Of course, it's not only those who have lost children that find Mother’s Day a challenge, those who have lost their mothers are also faced with a fresh wave of pain. Walking around the shops seeing all those banners, all that promotion for this one day of celebration is like a blow to the heart. Who can they buy a card for? Who do they purchase that bouquet of flowers for when their mother is gone? And then there are those moments that only the bereaved are aware of... Those moments you forget your loved one is no longer here... you see an item you know they will love in the shops, and you reach out to grab it - then suddenly the realisation hits you...they have gone. You can't buy them anything anymore, and it's like being freshly bereaved all over again.
So what advice would I offer those who are grieving, and those wanting to support the broken-hearted?
1, Grieve at your own pace – there is no right or wrong way to grieve. Even though the stepping stones of grief are similar, how you navigate them is personal to you.
2, There is no right or wrong way to survive occasions or events. If you want to attend events and take part in special occasions I strongly encourage you to do so, but if you want to avoid them that is equally fine. So when it comes to events such as Mother’s Day, you decide what you are comfortable with, and let those around you know what you will or won't be doing to mark the occasion.
3, Keep talking – the brain comes to terms with trauma by talking about it, so the more you tell your story, the more your brain can finally accept what has happened and this will help you move forward.

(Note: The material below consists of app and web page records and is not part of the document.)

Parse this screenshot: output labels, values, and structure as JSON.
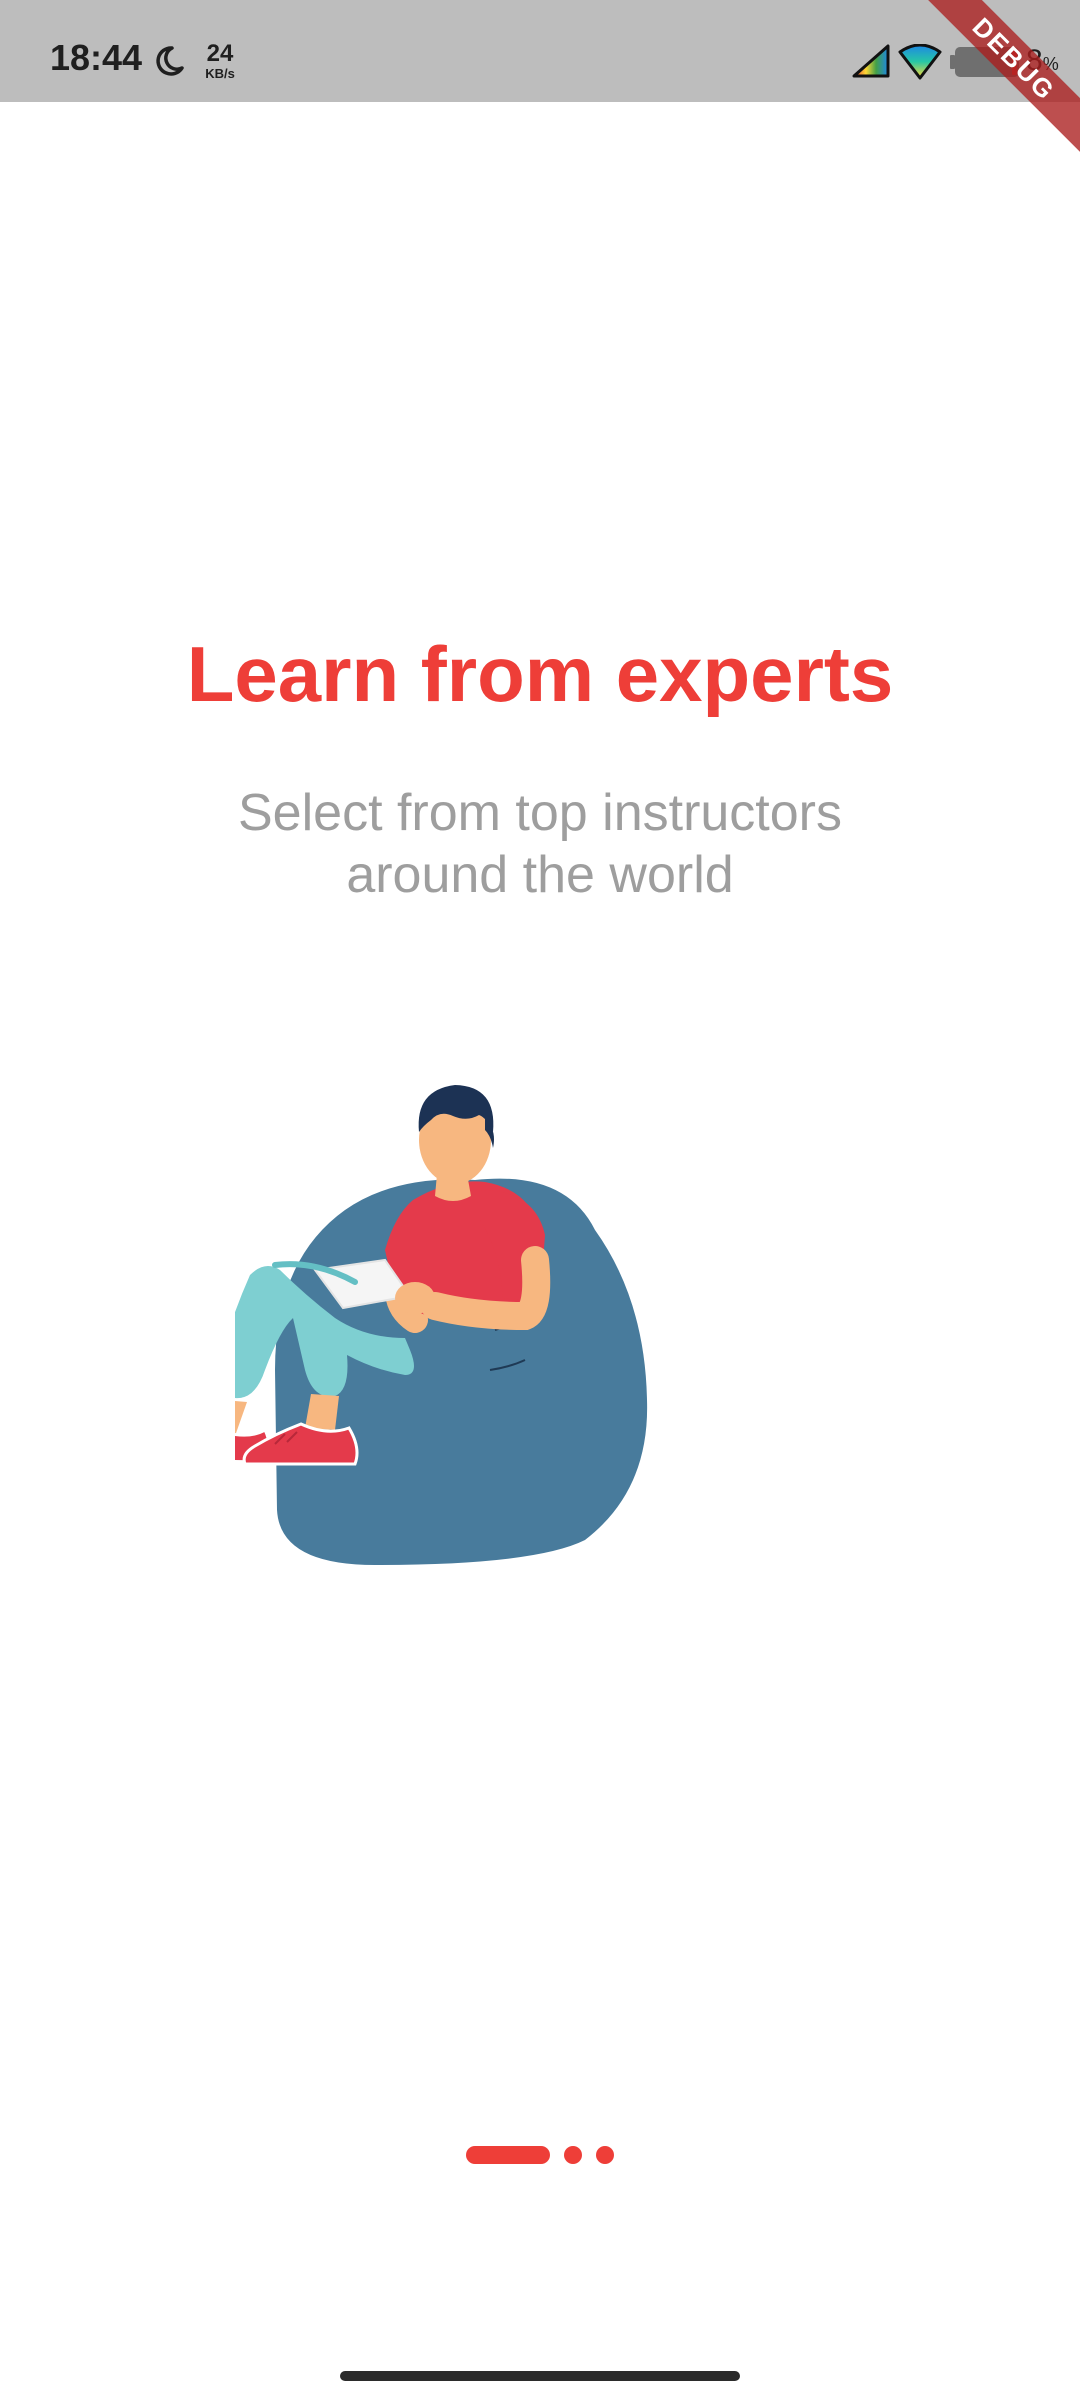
{
  "status_bar": {
    "time": "18:44",
    "net_speed_value": "24",
    "net_speed_unit": "KB/s",
    "battery_percent": "8",
    "battery_percent_sign": "%",
    "debug_banner": "DEBUG",
    "icons": [
      "moon-icon",
      "signal-icon",
      "wifi-icon",
      "battery-icon"
    ]
  },
  "onboarding": {
    "title": "Learn from experts",
    "subtitle_line1": "Select from top instructors",
    "subtitle_line2": "around the world",
    "illustration": "person-reading-on-beanbag-illustration"
  },
  "page_indicator": {
    "total_pages": 3,
    "current_page": 1
  },
  "colors": {
    "accent": "#ee3e38",
    "subtitle": "#9e9e9e",
    "status_bar": "#bdbdbd",
    "beanbag": "#487b9c",
    "shirt": "#e43a4b",
    "pants": "#7ecfd1",
    "skin": "#f7b780",
    "hair": "#1c3254"
  }
}
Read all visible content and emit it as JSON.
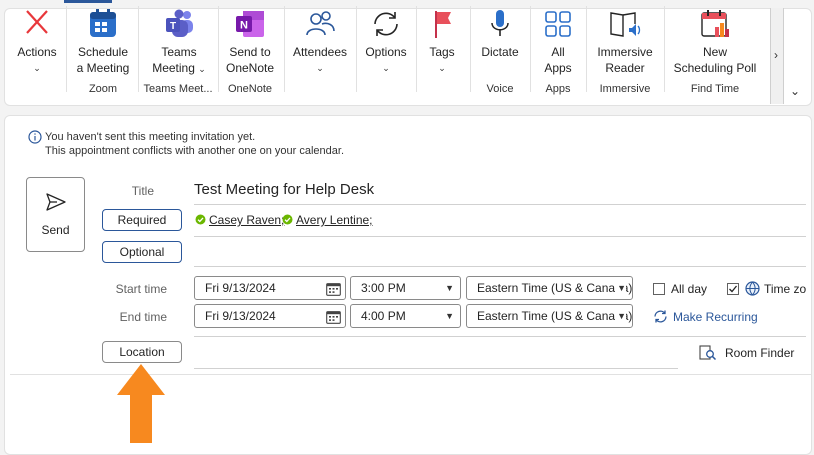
{
  "ribbon": {
    "buttons": [
      {
        "id": "actions",
        "label1": "Actions",
        "label2": ""
      },
      {
        "id": "schedule",
        "label1": "Schedule",
        "label2": "a Meeting"
      },
      {
        "id": "teams",
        "label1": "Teams",
        "label2": "Meeting"
      },
      {
        "id": "onenote",
        "label1": "Send to",
        "label2": "OneNote"
      },
      {
        "id": "attendees",
        "label1": "Attendees",
        "label2": ""
      },
      {
        "id": "options",
        "label1": "Options",
        "label2": ""
      },
      {
        "id": "tags",
        "label1": "Tags",
        "label2": ""
      },
      {
        "id": "dictate",
        "label1": "Dictate",
        "label2": ""
      },
      {
        "id": "allapps",
        "label1": "All",
        "label2": "Apps"
      },
      {
        "id": "immersive",
        "label1": "Immersive",
        "label2": "Reader"
      },
      {
        "id": "poll",
        "label1": "New",
        "label2": "Scheduling Poll"
      }
    ],
    "groups": [
      "Zoom",
      "Teams Meet...",
      "OneNote",
      "Voice",
      "Apps",
      "Immersive",
      "Find Time"
    ]
  },
  "info": {
    "line1": "You haven't sent this meeting invitation yet.",
    "line2": "This appointment conflicts with another one on your calendar."
  },
  "form": {
    "send_label": "Send",
    "title_label": "Title",
    "title_value": "Test Meeting for Help Desk",
    "required_label": "Required",
    "optional_label": "Optional",
    "attendees": [
      "Casey Raven;",
      "Avery Lentine;"
    ],
    "start_label": "Start time",
    "end_label": "End time",
    "start_date": "Fri 9/13/2024",
    "start_time": "3:00 PM",
    "end_date": "Fri 9/13/2024",
    "end_time": "4:00 PM",
    "timezone": "Eastern Time (US & Canada)",
    "allday_label": "All day",
    "allday_checked": false,
    "timezones_label": "Time zo",
    "timezones_checked": true,
    "recurring_label": "Make Recurring",
    "location_label": "Location",
    "roomfinder_label": "Room Finder"
  },
  "colors": {
    "accent": "#2b579a",
    "arrow": "#f7891f",
    "presence": "#6bb700",
    "onenote": "#7719aa",
    "teams": "#5b5fc7",
    "actions_x": "#e8373b"
  }
}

4, Don’t try to get back to the person you were before your loss. Losing a baby or any loved one changes you, and the more you go looking for the person you once were, the harder it becomes. Instead, focus on the new person you are and move forward from this place.
For those wanting to offer support:
1, When people are in a state of grief, they often struggle to reach out for support, so it’s important to be direct. Don’t just say, “Call me if you need anything.” Offer to bring a cooked meal for the next week instead.
2, Be willing and available to listen to the same story over and over again. When people are bereft, their brain finds it hard to come to terms with the loss and trauma. Recovery starts with talking, so be a great friend or family member and sit and listen. And avoiding making any unhelpful comments such as, “At least they are in a better place now.” Listen – just listen!
3, Don’t be scared to ask how they are doing and to start the conversation. So many people fear raising the subject of grief and loss in case it triggers upset, but what it actually does is make people feel loved.
Zoe Clark-Coates and her husband Andy have personally faced the loss of five babies. Out of their experiences came the charity The Mariposa Trust (more often known by its leading division Saying Goodbye) offering support to thousands of grieving parents and relatives around the world each week. Her book, Saying Goodbye (A personal story of baby loss and 90 days of support to walk you through grief) is available now.
March 7th, 2018 - Posted & Written by Laura White